WHAT YOU NEED TO DO:
Check every line of the listing below for the word "value" and give the number of lines where it appears, with nothing added.

INFORMATION SUPPLIED:
*-*-*

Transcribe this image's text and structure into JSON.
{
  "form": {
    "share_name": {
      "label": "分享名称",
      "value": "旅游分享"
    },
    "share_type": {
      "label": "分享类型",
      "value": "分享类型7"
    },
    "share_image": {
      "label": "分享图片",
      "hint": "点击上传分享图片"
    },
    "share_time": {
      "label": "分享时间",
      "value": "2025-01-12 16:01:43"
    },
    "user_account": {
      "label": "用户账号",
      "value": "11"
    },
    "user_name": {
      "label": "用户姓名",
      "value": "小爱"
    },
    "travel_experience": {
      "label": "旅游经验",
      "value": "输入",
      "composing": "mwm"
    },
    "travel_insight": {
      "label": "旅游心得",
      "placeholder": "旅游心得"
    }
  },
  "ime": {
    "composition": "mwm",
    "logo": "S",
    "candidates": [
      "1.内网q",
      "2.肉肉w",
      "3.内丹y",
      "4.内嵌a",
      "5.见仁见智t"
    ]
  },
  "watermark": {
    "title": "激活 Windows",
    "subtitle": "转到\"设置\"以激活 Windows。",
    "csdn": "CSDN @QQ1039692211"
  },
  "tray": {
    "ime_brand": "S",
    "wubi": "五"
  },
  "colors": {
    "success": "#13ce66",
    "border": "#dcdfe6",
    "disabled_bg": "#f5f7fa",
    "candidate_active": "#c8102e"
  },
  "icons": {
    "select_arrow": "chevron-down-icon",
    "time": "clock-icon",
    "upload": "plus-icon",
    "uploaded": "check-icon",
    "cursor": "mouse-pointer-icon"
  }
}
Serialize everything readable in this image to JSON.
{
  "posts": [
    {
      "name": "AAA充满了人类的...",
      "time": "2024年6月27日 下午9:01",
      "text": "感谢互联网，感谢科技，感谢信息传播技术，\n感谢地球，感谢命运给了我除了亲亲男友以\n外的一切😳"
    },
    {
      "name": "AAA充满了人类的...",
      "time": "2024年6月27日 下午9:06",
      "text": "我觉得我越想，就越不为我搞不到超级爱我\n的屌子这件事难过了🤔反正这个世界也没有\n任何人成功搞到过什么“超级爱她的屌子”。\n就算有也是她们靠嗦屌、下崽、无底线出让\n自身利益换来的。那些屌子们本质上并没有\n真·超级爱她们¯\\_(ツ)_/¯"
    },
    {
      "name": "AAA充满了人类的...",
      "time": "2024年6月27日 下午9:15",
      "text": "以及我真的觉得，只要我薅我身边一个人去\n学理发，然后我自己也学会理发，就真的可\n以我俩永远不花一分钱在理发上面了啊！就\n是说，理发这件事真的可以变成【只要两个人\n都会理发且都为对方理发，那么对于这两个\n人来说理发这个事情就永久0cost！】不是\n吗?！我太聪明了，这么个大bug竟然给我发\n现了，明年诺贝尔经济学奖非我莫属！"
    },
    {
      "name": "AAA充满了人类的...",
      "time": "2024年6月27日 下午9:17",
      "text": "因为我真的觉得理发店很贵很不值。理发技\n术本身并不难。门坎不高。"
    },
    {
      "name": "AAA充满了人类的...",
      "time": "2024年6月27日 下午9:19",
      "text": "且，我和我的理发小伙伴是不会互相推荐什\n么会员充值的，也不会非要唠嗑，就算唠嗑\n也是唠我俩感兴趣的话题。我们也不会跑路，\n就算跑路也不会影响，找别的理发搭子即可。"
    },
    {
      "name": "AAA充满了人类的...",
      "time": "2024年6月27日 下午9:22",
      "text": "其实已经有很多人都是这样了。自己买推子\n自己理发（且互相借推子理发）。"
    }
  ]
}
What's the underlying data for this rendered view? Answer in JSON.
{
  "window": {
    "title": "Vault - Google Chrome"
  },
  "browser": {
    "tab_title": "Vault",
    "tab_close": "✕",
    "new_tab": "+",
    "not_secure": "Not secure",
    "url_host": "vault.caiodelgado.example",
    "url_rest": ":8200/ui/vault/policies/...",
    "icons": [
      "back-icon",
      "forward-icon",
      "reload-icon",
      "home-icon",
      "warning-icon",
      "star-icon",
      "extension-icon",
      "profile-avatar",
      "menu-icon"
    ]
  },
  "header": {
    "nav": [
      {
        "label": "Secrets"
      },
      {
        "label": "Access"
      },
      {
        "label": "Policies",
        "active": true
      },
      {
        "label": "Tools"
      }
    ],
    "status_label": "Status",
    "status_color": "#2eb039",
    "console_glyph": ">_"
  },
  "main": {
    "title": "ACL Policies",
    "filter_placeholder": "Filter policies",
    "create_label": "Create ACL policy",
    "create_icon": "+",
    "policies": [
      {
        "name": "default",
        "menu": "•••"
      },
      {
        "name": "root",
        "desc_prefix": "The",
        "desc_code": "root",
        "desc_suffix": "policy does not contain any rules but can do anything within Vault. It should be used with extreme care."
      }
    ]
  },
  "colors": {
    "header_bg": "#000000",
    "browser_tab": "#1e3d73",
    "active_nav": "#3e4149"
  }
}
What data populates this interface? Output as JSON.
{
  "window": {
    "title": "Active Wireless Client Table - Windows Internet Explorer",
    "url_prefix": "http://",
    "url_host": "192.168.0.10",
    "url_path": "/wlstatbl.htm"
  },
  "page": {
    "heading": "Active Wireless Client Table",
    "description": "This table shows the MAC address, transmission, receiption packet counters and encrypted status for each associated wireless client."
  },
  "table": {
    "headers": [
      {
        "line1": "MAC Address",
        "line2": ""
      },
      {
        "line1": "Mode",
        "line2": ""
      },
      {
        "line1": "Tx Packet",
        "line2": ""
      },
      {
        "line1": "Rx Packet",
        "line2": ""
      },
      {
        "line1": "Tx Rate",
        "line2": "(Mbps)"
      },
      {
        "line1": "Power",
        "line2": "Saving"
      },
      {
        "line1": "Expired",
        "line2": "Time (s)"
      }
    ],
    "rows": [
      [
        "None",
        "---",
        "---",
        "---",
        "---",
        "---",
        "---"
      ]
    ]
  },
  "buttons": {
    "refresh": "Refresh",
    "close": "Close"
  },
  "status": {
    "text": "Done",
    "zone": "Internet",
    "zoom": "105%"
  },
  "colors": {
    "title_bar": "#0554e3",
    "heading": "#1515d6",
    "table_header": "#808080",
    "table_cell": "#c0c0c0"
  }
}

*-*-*

WRITTEN REPLY:
6